(TASK INPUT begins)
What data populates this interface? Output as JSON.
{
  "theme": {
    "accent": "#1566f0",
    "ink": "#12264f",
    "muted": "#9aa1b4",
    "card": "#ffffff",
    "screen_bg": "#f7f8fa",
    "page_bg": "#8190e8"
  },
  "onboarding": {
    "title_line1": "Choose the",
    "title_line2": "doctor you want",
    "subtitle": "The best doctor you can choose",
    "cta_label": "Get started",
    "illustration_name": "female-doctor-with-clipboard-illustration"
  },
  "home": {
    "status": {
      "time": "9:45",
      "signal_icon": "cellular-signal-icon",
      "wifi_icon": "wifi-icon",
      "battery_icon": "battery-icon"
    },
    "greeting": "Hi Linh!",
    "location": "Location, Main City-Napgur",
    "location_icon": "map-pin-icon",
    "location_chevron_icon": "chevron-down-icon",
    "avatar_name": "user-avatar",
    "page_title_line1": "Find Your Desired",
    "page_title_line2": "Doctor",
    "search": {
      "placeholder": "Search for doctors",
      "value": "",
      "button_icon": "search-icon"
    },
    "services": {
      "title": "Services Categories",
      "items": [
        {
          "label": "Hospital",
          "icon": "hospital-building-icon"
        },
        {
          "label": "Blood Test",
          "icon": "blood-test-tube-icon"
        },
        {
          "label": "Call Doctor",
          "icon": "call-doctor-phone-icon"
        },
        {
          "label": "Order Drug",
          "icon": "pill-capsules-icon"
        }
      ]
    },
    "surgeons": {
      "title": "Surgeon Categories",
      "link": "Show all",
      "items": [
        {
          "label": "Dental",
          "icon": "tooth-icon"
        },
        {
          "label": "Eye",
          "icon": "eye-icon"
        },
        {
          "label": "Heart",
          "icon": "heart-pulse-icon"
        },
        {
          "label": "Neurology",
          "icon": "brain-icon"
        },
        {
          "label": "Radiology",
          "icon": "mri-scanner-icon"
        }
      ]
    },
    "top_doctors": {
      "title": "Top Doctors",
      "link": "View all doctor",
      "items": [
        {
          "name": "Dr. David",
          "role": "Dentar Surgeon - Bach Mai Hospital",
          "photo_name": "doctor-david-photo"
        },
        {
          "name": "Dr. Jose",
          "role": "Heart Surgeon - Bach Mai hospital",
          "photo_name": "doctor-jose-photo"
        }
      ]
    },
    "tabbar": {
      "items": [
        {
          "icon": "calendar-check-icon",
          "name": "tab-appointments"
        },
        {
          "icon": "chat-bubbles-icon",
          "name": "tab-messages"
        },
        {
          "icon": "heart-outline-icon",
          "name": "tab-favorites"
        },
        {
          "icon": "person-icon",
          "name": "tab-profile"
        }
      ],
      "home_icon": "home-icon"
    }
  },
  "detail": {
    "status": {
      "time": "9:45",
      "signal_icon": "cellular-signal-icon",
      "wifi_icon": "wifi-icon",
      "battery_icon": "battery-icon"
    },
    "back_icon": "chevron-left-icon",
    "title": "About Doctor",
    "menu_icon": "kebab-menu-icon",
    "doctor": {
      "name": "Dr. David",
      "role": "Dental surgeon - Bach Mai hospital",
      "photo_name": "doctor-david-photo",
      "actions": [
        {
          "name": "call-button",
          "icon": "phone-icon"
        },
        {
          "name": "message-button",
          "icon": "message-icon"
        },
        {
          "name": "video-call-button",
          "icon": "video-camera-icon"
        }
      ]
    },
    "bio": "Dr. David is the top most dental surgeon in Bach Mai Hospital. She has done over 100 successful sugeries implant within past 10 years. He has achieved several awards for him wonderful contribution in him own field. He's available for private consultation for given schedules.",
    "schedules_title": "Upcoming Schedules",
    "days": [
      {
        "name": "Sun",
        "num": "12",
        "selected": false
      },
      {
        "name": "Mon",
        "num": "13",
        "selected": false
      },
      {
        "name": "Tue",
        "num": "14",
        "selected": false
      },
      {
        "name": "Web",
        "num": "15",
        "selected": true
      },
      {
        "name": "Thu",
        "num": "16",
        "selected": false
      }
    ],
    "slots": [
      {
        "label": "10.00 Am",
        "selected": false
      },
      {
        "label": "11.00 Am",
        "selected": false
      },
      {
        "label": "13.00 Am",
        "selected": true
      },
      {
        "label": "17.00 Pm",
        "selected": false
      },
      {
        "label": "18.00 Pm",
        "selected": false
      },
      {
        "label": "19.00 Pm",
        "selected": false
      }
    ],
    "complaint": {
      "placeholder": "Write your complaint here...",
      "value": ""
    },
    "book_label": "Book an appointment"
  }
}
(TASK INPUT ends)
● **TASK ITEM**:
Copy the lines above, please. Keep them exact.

● **RESPONSE BOX**:
What data populates this interface? Output as JSON.
{
  "theme": {
    "accent": "#1566f0",
    "ink": "#12264f",
    "muted": "#9aa1b4",
    "card": "#ffffff",
    "screen_bg": "#f7f8fa",
    "page_bg": "#8190e8"
  },
  "onboarding": {
    "title_line1": "Choose the",
    "title_line2": "doctor you want",
    "subtitle": "The best doctor you can choose",
    "cta_label": "Get started",
    "illustration_name": "female-doctor-with-clipboard-illustration"
  },
  "home": {
    "status": {
      "time": "9:45",
      "signal_icon": "cellular-signal-icon",
      "wifi_icon": "wifi-icon",
      "battery_icon": "battery-icon"
    },
    "greeting": "Hi Linh!",
    "location": "Location, Main City-Napgur",
    "location_icon": "map-pin-icon",
    "location_chevron_icon": "chevron-down-icon",
    "avatar_name": "user-avatar",
    "page_title_line1": "Find Your Desired",
    "page_title_line2": "Doctor",
    "search": {
      "placeholder": "Search for doctors",
      "value": "",
      "button_icon": "search-icon"
    },
    "services": {
      "title": "Services Categories",
      "items": [
        {
          "label": "Hospital",
          "icon": "hospital-building-icon"
        },
        {
          "label": "Blood Test",
          "icon": "blood-test-tube-icon"
        },
        {
          "label": "Call Doctor",
          "icon": "call-doctor-phone-icon"
        },
        {
          "label": "Order Drug",
          "icon": "pill-capsules-icon"
        }
      ]
    },
    "surgeons": {
      "title": "Surgeon Categories",
      "link": "Show all",
      "items": [
        {
          "label": "Dental",
          "icon": "tooth-icon"
        },
        {
          "label": "Eye",
          "icon": "eye-icon"
        },
        {
          "label": "Heart",
          "icon": "heart-pulse-icon"
        },
        {
          "label": "Neurology",
          "icon": "brain-icon"
        },
        {
          "label": "Radiology",
          "icon": "mri-scanner-icon"
        }
      ]
    },
    "top_doctors": {
      "title": "Top Doctors",
      "link": "View all doctor",
      "items": [
        {
          "name": "Dr. David",
          "role": "Dentar Surgeon - Bach Mai Hospital",
          "photo_name": "doctor-david-photo"
        },
        {
          "name": "Dr. Jose",
          "role": "Heart Surgeon - Bach Mai hospital",
          "photo_name": "doctor-jose-photo"
        }
      ]
    },
    "tabbar": {
      "items": [
        {
          "icon": "calendar-check-icon",
          "name": "tab-appointments"
        },
        {
          "icon": "chat-bubbles-icon",
          "name": "tab-messages"
        },
        {
          "icon": "heart-outline-icon",
          "name": "tab-favorites"
        },
        {
          "icon": "person-icon",
          "name": "tab-profile"
        }
      ],
      "home_icon": "home-icon"
    }
  },
  "detail": {
    "status": {
      "time": "9:45",
      "signal_icon": "cellular-signal-icon",
      "wifi_icon": "wifi-icon",
      "battery_icon": "battery-icon"
    },
    "back_icon": "chevron-left-icon",
    "title": "About Doctor",
    "menu_icon": "kebab-menu-icon",
    "doctor": {
      "name": "Dr. David",
      "role": "Dental surgeon - Bach Mai hospital",
      "photo_name": "doctor-david-photo",
      "actions": [
        {
          "name": "call-button",
          "icon": "phone-icon"
        },
        {
          "name": "message-button",
          "icon": "message-icon"
        },
        {
          "name": "video-call-button",
          "icon": "video-camera-icon"
        }
      ]
    },
    "bio": "Dr. David is the top most dental surgeon in Bach Mai Hospital. She has done over 100 successful sugeries implant within past 10 years. He has achieved several awards for him wonderful contribution in him own field. He's available for private consultation for given schedules.",
    "schedules_title": "Upcoming Schedules",
    "days": [
      {
        "name": "Sun",
        "num": "12",
        "selected": false
      },
      {
        "name": "Mon",
        "num": "13",
        "selected": false
      },
      {
        "name": "Tue",
        "num": "14",
        "selected": false
      },
      {
        "name": "Web",
        "num": "15",
        "selected": true
      },
      {
        "name": "Thu",
        "num": "16",
        "selected": false
      }
    ],
    "slots": [
      {
        "label": "10.00 Am",
        "selected": false
      },
      {
        "label": "11.00 Am",
        "selected": false
      },
      {
        "label": "13.00 Am",
        "selected": true
      },
      {
        "label": "17.00 Pm",
        "selected": false
      },
      {
        "label": "18.00 Pm",
        "selected": false
      },
      {
        "label": "19.00 Pm",
        "selected": false
      }
    ],
    "complaint": {
      "placeholder": "Write your complaint here...",
      "value": ""
    },
    "book_label": "Book an appointment"
  }
}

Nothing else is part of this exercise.